Tani wasn’t a shoo-in for first place in the primary division at the 2019 New York State Scholastic Championship. He’d only been playing for a year and admits, after winning five games in a row, he nearly lost the final, deciding game of the tournament. “I was winning but then I blundered,” he says. It was a blunder that Tani says could’ve lost him the game. But before his opponent noticed it, “I offered a draw and he took it,” he says.
When Tani won that tournament, his coaches — eager to help the family find a way out of the shelter — spread word to the media about this young chess prodigy whose family was homeless. New York Times columnist Nicholas Kristof wrote an op-ed with the headline “This 8 Year Old Chess Champion Will Make You Smile.”
“Almost as soon as it went online, there was a huge response,” says Kristof. “I was kind of taken aback by it. Fortunately, the chess coaches were way ahead of me and they had set up a GoFundMe.”
The New York Times column turned Tani’s win into a global story. Kayode Adewumi says they were inundated with interview requests from other countries. “Everything just blew up,” Adewumi recalls. “I now strongly believe that this is God that wants to bless us.”
The GoFundMe page raised more than $250,000 within 10 days. An anonymous donor offered to pay their rent on an apartment for one year. Trevor Noah bought the movie rights to Tani’s story and the family co-wrote a book with bestselling author Craig Borlase. My Name Is Tani … and I Believe in Miracles will be published in April.
“I mean it’s absolutely a beautiful story,” says Martinez. As a coach, he’s seen chess help a lot of young people through adversity – but you have to work hard at it. Chess “honors intelligence, character and how much you invest in it,” Martinez says.
He says he considers Tani “between a lion and a tiger.”
“He’s not scared of anything on that board and that’s what it takes to beat the best of the best,” Martinez explains.
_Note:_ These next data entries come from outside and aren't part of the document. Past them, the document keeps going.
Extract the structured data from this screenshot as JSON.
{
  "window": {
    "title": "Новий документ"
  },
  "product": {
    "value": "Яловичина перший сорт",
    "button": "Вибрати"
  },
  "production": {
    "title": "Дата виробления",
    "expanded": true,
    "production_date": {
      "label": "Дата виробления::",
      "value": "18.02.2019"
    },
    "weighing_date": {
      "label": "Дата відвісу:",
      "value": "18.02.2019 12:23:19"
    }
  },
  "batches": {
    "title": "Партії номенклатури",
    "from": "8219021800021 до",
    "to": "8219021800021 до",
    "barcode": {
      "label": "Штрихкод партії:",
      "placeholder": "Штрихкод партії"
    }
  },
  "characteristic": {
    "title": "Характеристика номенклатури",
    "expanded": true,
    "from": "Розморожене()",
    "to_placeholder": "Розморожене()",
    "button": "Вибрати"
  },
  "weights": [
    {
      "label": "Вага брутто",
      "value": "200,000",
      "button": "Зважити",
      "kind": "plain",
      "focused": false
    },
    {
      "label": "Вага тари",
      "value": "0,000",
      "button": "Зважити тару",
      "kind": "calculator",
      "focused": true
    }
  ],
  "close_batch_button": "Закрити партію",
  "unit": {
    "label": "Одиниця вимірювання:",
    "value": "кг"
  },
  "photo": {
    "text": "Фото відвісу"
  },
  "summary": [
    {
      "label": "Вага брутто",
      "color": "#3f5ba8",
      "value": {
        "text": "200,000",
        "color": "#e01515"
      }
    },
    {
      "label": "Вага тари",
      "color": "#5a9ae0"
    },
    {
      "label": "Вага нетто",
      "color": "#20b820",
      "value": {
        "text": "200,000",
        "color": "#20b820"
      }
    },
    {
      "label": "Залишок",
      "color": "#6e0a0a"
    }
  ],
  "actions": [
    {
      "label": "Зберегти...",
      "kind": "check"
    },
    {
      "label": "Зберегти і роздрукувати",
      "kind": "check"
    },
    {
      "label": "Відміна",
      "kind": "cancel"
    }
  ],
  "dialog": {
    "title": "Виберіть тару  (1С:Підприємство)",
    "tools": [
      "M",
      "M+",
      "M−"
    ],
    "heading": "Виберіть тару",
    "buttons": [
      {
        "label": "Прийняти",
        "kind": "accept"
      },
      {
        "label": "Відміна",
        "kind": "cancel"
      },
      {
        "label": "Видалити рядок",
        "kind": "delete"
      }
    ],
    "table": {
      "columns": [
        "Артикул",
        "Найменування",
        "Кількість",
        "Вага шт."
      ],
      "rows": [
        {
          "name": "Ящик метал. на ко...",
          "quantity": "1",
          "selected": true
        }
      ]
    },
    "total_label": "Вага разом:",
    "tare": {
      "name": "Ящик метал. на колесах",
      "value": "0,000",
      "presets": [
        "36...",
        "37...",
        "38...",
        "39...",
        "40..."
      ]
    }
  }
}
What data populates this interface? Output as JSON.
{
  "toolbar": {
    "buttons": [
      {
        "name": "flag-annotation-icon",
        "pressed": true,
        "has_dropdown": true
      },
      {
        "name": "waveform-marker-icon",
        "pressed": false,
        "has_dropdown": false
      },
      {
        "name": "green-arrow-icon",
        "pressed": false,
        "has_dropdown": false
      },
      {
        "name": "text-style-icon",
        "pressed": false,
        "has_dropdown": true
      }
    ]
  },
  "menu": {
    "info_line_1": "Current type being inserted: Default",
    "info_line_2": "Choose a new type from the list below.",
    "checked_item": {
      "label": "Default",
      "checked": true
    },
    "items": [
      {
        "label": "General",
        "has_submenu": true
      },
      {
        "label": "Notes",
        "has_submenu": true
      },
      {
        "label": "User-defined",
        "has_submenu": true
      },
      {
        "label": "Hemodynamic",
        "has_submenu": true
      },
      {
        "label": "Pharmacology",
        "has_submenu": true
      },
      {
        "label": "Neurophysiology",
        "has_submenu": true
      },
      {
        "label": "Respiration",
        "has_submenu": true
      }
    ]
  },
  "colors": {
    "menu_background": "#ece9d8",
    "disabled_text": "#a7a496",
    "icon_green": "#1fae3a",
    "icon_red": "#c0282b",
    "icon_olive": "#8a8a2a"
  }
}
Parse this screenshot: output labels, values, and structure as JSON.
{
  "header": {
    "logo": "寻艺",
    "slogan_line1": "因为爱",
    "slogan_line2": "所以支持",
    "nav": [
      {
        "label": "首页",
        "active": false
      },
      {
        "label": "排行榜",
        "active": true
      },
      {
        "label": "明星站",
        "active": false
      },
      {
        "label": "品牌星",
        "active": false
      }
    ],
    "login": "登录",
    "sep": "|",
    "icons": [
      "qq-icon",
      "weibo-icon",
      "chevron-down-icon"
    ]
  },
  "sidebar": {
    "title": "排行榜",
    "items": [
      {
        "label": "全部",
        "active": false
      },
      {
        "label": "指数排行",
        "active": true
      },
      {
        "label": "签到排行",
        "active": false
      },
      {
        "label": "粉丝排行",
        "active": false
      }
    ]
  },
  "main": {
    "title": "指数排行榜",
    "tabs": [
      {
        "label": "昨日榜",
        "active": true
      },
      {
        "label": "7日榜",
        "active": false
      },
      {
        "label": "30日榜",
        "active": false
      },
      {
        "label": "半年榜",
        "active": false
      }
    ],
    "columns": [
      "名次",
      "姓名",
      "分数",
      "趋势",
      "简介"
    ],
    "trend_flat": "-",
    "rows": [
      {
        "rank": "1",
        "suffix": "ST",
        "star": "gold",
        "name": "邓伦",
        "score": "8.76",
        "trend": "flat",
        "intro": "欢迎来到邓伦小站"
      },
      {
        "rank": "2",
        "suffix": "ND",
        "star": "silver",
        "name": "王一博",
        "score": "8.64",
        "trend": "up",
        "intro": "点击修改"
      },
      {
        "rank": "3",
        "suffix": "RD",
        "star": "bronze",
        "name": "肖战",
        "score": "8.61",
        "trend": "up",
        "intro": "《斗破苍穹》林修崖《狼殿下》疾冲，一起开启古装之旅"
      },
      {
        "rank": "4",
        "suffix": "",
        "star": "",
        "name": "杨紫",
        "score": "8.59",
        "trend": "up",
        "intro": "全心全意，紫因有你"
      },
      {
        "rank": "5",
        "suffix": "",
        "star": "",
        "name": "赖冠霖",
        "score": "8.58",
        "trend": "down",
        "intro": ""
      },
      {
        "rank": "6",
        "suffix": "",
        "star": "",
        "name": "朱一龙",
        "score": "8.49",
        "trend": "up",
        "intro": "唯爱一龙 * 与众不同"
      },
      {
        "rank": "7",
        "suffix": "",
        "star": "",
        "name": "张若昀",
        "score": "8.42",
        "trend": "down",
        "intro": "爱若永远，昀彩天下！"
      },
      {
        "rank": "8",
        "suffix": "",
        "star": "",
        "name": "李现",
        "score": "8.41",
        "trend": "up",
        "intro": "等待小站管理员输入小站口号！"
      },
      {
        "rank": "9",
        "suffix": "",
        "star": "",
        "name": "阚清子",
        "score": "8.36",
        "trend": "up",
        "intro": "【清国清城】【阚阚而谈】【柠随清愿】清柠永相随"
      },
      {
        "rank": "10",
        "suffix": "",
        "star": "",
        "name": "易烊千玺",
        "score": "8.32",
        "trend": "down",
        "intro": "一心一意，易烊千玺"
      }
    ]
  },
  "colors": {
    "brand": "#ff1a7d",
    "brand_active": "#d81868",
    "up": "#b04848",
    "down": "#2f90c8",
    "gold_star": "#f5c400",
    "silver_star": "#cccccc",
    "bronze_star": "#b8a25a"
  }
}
Tani’s mother is amazed at how her son’s passion for chess has transformed their lives. Oluwatoyin Adewumi doesn’t play herself, but she remembers something Coach Shawn once said about strategy: “When you put pawns together, there’s no stopping them.”
Adewumi says the teachers, pastors and fellow immigrants who came together to help her family might be seen as pawns.
“You might see them looking so small, but they are very powerful,” she says.
With the proceeds from the GoFundMe site the Adewumis created a foundation in Tani’s name that helps children “achieve excellence in learning the game of chess.”
In the meantime, Tani’s chess rating keeps climbing, putting him ever closer to his goal of becoming a master.